For the technically minded, here is some more information. Salt in the soil will prevent water absorption and block water from being absorbed by the roots of the lawn. Salt also raises the Ph of the effected soil, potentially retarding the growth of the lawn even more. When salt breaks down in the soil, salt releases chloride, which gathers in the blades of the lawn. In sufficient quantities, the chloride can discolor the blades and even cause the blade to die. If the section of lawn doesn’t perish, the weakened lawn is more susceptible to disease and competition from weeds.
Gypsum And Aeration: The Best Combination
Gypsum works best when it is in direct contact with soil, such as before you seed/sod or when you rototill your garden. For established lawns, the best results are found when Gypsum is applied after a lawn aeration. The aerator removes small plugs of soil from your lawn, creating holes about the size of your small finger. If the Gypsum is applied directly after the aeration it enters those holes and has direct contact with the soil in those holes. Applying Gypsum as a surface application is less effective than direct contact, such as after aeration.
Do I need A Soil Test Before Applying Gypsum?
Soil tests are tests we perform to check the levels of certain minerals in the soil. Soil tests also tell us the Ph of the soil, indicating whether it is alkaline, acidic or Ph neutral. Soil tests are always a good idea because other than a soil test there is no scientific way to determine the Ph or mineral content of your soil. Seasoned professional and horticulturalists can see some deficiencies in your lawn by the color, but without a soil test there is no accurate way to know the remedy.

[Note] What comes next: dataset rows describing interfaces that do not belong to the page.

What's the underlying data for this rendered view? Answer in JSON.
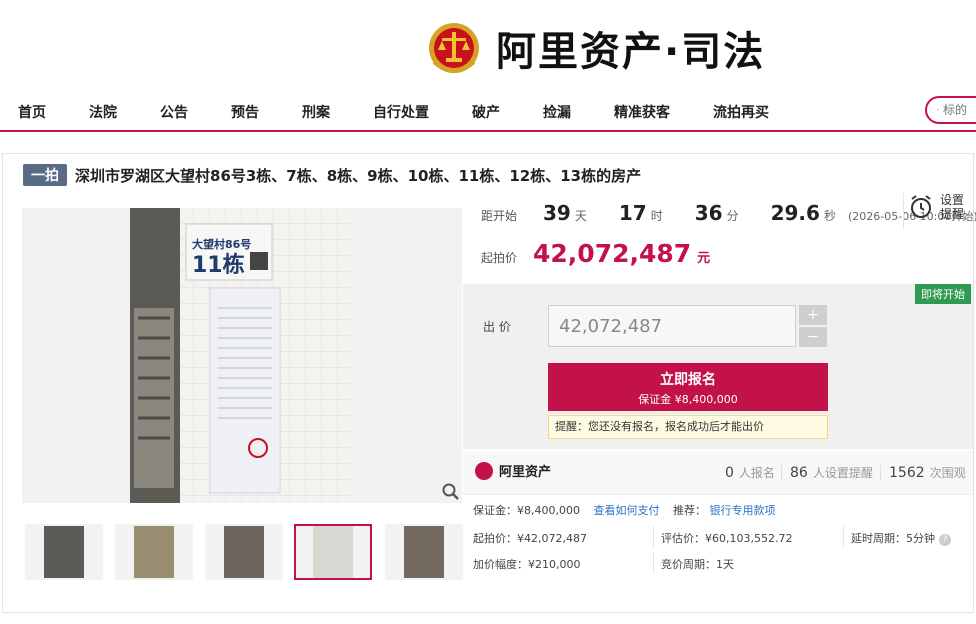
{
  "header": {
    "brand": "阿里资产·司法"
  },
  "nav": {
    "items": [
      "首页",
      "法院",
      "公告",
      "预告",
      "刑案",
      "自行处置",
      "破产",
      "捡漏",
      "精准获客",
      "流拍再买"
    ],
    "search_placeholder": "标的"
  },
  "auction": {
    "tag": "一拍",
    "title": "深圳市罗湖区大望村86号3栋、7栋、8栋、9栋、10栋、11栋、12栋、13栋的房产",
    "photo_sign_line1": "大望村86号",
    "photo_sign_line2": "11栋",
    "photo_sign_small": "栋"
  },
  "countdown": {
    "label": "距开始",
    "days": "39",
    "days_unit": "天",
    "hours": "17",
    "hours_unit": "时",
    "minutes": "36",
    "minutes_unit": "分",
    "seconds": "29.6",
    "seconds_unit": "秒",
    "start_note": "(2026-05-06 10:00开始)"
  },
  "reminder": {
    "line1": "设置",
    "line2": "提醒"
  },
  "price": {
    "label": "起拍价",
    "value": "42,072,487",
    "unit": "元"
  },
  "bid": {
    "badge": "即将开始",
    "label": "出  价",
    "value": "42,072,487",
    "plus": "+",
    "minus": "−",
    "signup_label": "立即报名",
    "deposit_label": "保证金 ¥8,400,000",
    "tip": "提醒：您还没有报名，报名成功后才能出价"
  },
  "stats": {
    "brand": "阿里资产",
    "registered_num": "0",
    "registered_txt": "人报名",
    "reminder_num": "86",
    "reminder_txt": "人设置提醒",
    "views_num": "1562",
    "views_txt": "次围观"
  },
  "details": {
    "deposit": "保证金：¥8,400,000",
    "how_to_pay": "查看如何支付",
    "recommend_label": "推荐：",
    "recommend_link": "银行专用款项",
    "start_price": "起拍价：¥42,072,487",
    "appraisal": "评估价：¥60,103,552.72",
    "delay": "延时周期：5分钟",
    "increment": "加价幅度：¥210,000",
    "cycle": "竞价周期：1天",
    "help": "?"
  },
  "colors": {
    "accent": "#c3124a",
    "badge": "#2f9a51",
    "tag": "#5a6b85",
    "link": "#2a73c8"
  }
}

Gypsum is needed in your lawn when your lawn is low in calcium and high in magnesium, something only a soil test can tell.
If you are interested in a Gypsum application for rock salt damage on your lawn, then there is no need for a soil test. However, if you are interested in a gypsum application for lawn problems such as compaction or drainage, then yes, a soil test would be essential.

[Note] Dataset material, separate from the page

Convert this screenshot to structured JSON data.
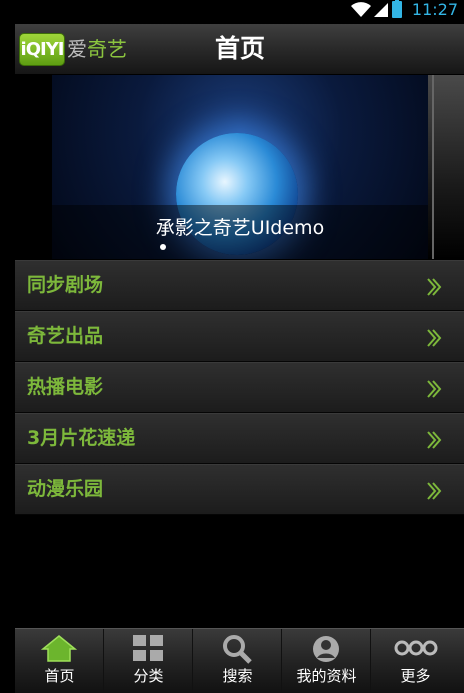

Gypsum For Salt Plant Damage
For the same reasons stated above, salt will also damage the plants in your landscape. Although not as common as salt in your lawn, rock salt ending up in your planting beds will still change the Ph of the bed soils and block the landscape plants from absorbing water. When this happens, evergreens with start to wilt, discolor, and die off. Deciduous plants will show visible signs as well, usually looking like burnt leaves. Using Gypsum around the base of your landscape plants is also a valuable ability of Gypsum.
Is Gypsum Safe?

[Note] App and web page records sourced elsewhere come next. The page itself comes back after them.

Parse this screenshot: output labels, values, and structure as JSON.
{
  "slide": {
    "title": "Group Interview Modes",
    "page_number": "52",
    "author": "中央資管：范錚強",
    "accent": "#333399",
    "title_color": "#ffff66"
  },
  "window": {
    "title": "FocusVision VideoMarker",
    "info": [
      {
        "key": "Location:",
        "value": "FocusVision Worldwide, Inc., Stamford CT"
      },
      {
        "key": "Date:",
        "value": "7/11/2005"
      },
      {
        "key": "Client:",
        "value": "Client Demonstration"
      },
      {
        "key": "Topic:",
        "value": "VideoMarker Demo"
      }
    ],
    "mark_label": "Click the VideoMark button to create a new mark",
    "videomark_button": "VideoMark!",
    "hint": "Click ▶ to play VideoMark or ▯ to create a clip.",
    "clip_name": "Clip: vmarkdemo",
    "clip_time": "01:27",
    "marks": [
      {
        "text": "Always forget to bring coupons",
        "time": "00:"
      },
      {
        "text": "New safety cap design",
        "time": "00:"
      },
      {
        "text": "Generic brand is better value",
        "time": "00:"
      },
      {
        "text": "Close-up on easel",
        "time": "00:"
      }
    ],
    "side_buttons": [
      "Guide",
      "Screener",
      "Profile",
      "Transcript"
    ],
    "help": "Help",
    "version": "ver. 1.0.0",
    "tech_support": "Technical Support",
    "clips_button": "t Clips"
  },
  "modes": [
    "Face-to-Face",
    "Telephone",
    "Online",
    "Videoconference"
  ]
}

Yes Gypsum is safe. Pure Gypsum is a natural mineral that does not affect the Ph of the soil nor does it add or detract from the existing minerals already found in your soil. Gypsum has no plant nutrients, such as nitrogen, so there is no chance of plant damage when using it. Gypsum is also safe for pets and workers can handle the product without gloves or masks.
How Much Does A Gypsum Application Cost?
Depending upon the reason for an application, the quantity of Gypsum can vary significantly. The amounts of Gypsum for lawn applications can range from 20 – 50 pounds per 1000 square feet, therefore changing the material cost significantly.
If a lawn application is needed, the minimum application cost is $90. However, if the application is selective, such as for rock salt damage, then the costs can vary.
Recapping the Benefits of Gypsum
- Dislodges Sodium (salt) from the soil
- A faster way to add calcium to a lawn without changing the Ph
- Reverses aluminum toxicity in soil
- Increase water filtration is saline soils
- Treating dog urine damage in lawns
- Aids in water percolation
- Helps in soil aeration